Where in the entries below does "label" appear? Copy every line that has it.

"""

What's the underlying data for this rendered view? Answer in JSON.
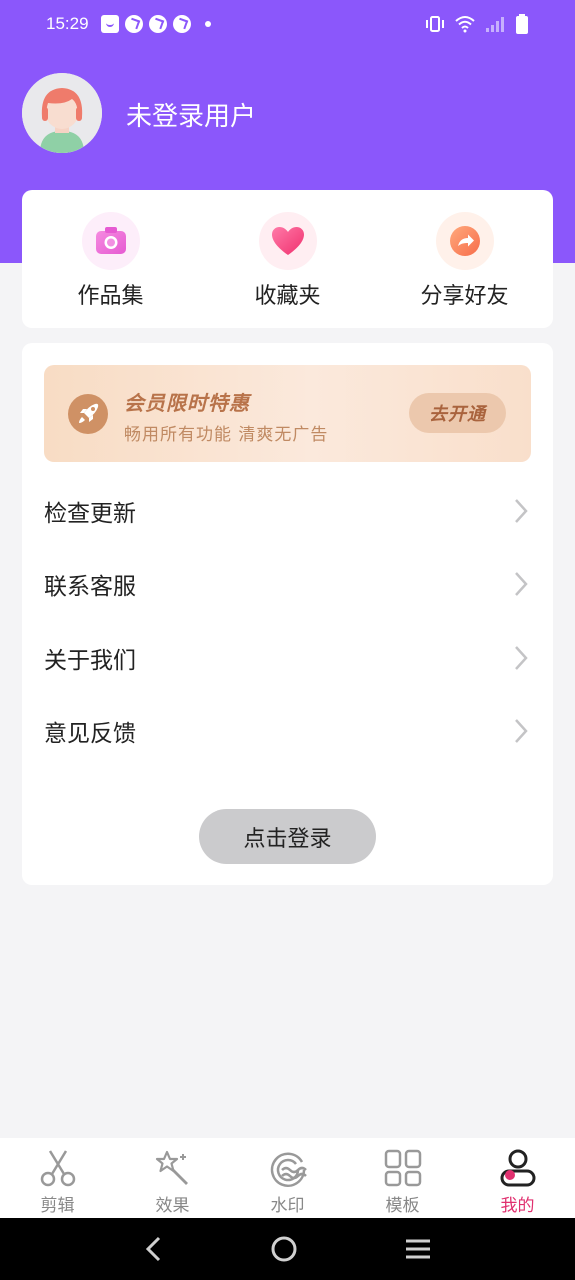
{
  "status_bar": {
    "time": "15:29"
  },
  "profile": {
    "username": "未登录用户"
  },
  "quick_actions": [
    {
      "label": "作品集",
      "icon": "camera-icon"
    },
    {
      "label": "收藏夹",
      "icon": "heart-icon"
    },
    {
      "label": "分享好友",
      "icon": "share-arrow-icon"
    }
  ],
  "vip": {
    "title": "会员限时特惠",
    "subtitle": "畅用所有功能 清爽无广告",
    "button": "去开通"
  },
  "menu": [
    {
      "label": "检查更新"
    },
    {
      "label": "联系客服"
    },
    {
      "label": "关于我们"
    },
    {
      "label": "意见反馈"
    }
  ],
  "login_button": "点击登录",
  "tabs": [
    {
      "label": "剪辑",
      "icon": "scissors-icon",
      "active": false
    },
    {
      "label": "效果",
      "icon": "magic-wand-icon",
      "active": false
    },
    {
      "label": "水印",
      "icon": "watermark-icon",
      "active": false
    },
    {
      "label": "模板",
      "icon": "grid-icon",
      "active": false
    },
    {
      "label": "我的",
      "icon": "user-icon",
      "active": true
    }
  ],
  "colors": {
    "header_purple": "#8b57fb",
    "active_tab": "#e0306f"
  }
}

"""

* [Answer section]
      "label": "作品集",
      "label": "收藏夹",
      "label": "分享好友",
      "label": "检查更新"
      "label": "联系客服"
      "label": "关于我们"
      "label": "意见反馈"
      "label": "剪辑",
      "label": "效果",
      "label": "水印",
      "label": "模板",
      "label": "我的",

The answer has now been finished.